TASK GOAL → For this exercise, repeat each entry exactly as written.

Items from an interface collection
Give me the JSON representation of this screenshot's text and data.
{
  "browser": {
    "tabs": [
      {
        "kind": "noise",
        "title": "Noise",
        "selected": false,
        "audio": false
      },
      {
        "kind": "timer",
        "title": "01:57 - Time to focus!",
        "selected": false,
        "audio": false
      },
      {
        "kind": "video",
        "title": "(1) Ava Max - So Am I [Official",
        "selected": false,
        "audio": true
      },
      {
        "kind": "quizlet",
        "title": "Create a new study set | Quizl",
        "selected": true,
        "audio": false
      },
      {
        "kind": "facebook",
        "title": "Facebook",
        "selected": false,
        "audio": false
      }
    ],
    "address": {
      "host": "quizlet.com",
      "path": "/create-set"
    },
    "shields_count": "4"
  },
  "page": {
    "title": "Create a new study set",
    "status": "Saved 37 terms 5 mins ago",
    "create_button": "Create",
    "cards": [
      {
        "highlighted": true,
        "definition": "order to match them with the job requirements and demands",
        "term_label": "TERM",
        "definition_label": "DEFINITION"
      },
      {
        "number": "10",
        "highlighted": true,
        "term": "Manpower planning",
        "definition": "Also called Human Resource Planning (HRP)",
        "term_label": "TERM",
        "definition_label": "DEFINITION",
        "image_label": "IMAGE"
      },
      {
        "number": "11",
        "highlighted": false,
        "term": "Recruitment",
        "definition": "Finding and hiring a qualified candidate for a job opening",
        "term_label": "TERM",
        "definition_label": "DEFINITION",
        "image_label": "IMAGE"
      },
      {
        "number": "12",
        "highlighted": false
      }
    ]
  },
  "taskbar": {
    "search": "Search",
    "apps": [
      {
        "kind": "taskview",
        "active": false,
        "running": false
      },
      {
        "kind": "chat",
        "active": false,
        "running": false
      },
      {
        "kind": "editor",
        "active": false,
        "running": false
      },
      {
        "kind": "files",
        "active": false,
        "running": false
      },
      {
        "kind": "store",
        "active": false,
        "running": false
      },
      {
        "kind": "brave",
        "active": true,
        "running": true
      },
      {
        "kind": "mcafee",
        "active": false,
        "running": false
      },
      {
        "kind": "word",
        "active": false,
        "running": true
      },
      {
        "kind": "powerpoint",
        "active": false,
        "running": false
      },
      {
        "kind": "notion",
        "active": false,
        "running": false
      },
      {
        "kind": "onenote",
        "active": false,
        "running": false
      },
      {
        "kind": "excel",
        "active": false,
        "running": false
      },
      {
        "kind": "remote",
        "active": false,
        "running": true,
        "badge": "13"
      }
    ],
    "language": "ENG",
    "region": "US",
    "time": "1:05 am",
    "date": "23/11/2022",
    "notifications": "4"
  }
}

SOLUTION FOR THIS PROBLEM →
Give me the JSON representation of this screenshot's text and data.
{
  "browser": {
    "tabs": [
      {
        "kind": "noise",
        "title": "Noise",
        "selected": false,
        "audio": false
      },
      {
        "kind": "timer",
        "title": "01:57 - Time to focus!",
        "selected": false,
        "audio": false
      },
      {
        "kind": "video",
        "title": "(1) Ava Max - So Am I [Official",
        "selected": false,
        "audio": true
      },
      {
        "kind": "quizlet",
        "title": "Create a new study set | Quizl",
        "selected": true,
        "audio": false
      },
      {
        "kind": "facebook",
        "title": "Facebook",
        "selected": false,
        "audio": false
      }
    ],
    "address": {
      "host": "quizlet.com",
      "path": "/create-set"
    },
    "shields_count": "4"
  },
  "page": {
    "title": "Create a new study set",
    "status": "Saved 37 terms 5 mins ago",
    "create_button": "Create",
    "cards": [
      {
        "highlighted": true,
        "definition": "order to match them with the job requirements and demands",
        "term_label": "TERM",
        "definition_label": "DEFINITION"
      },
      {
        "number": "10",
        "highlighted": true,
        "term": "Manpower planning",
        "definition": "Also called Human Resource Planning (HRP)",
        "term_label": "TERM",
        "definition_label": "DEFINITION",
        "image_label": "IMAGE"
      },
      {
        "number": "11",
        "highlighted": false,
        "term": "Recruitment",
        "definition": "Finding and hiring a qualified candidate for a job opening",
        "term_label": "TERM",
        "definition_label": "DEFINITION",
        "image_label": "IMAGE"
      },
      {
        "number": "12",
        "highlighted": false
      }
    ]
  },
  "taskbar": {
    "search": "Search",
    "apps": [
      {
        "kind": "taskview",
        "active": false,
        "running": false
      },
      {
        "kind": "chat",
        "active": false,
        "running": false
      },
      {
        "kind": "editor",
        "active": false,
        "running": false
      },
      {
        "kind": "files",
        "active": false,
        "running": false
      },
      {
        "kind": "store",
        "active": false,
        "running": false
      },
      {
        "kind": "brave",
        "active": true,
        "running": true
      },
      {
        "kind": "mcafee",
        "active": false,
        "running": false
      },
      {
        "kind": "word",
        "active": false,
        "running": true
      },
      {
        "kind": "powerpoint",
        "active": false,
        "running": false
      },
      {
        "kind": "notion",
        "active": false,
        "running": false
      },
      {
        "kind": "onenote",
        "active": false,
        "running": false
      },
      {
        "kind": "excel",
        "active": false,
        "running": false
      },
      {
        "kind": "remote",
        "active": false,
        "running": true,
        "badge": "13"
      }
    ],
    "language": "ENG",
    "region": "US",
    "time": "1:05 am",
    "date": "23/11/2022",
    "notifications": "4"
  }
}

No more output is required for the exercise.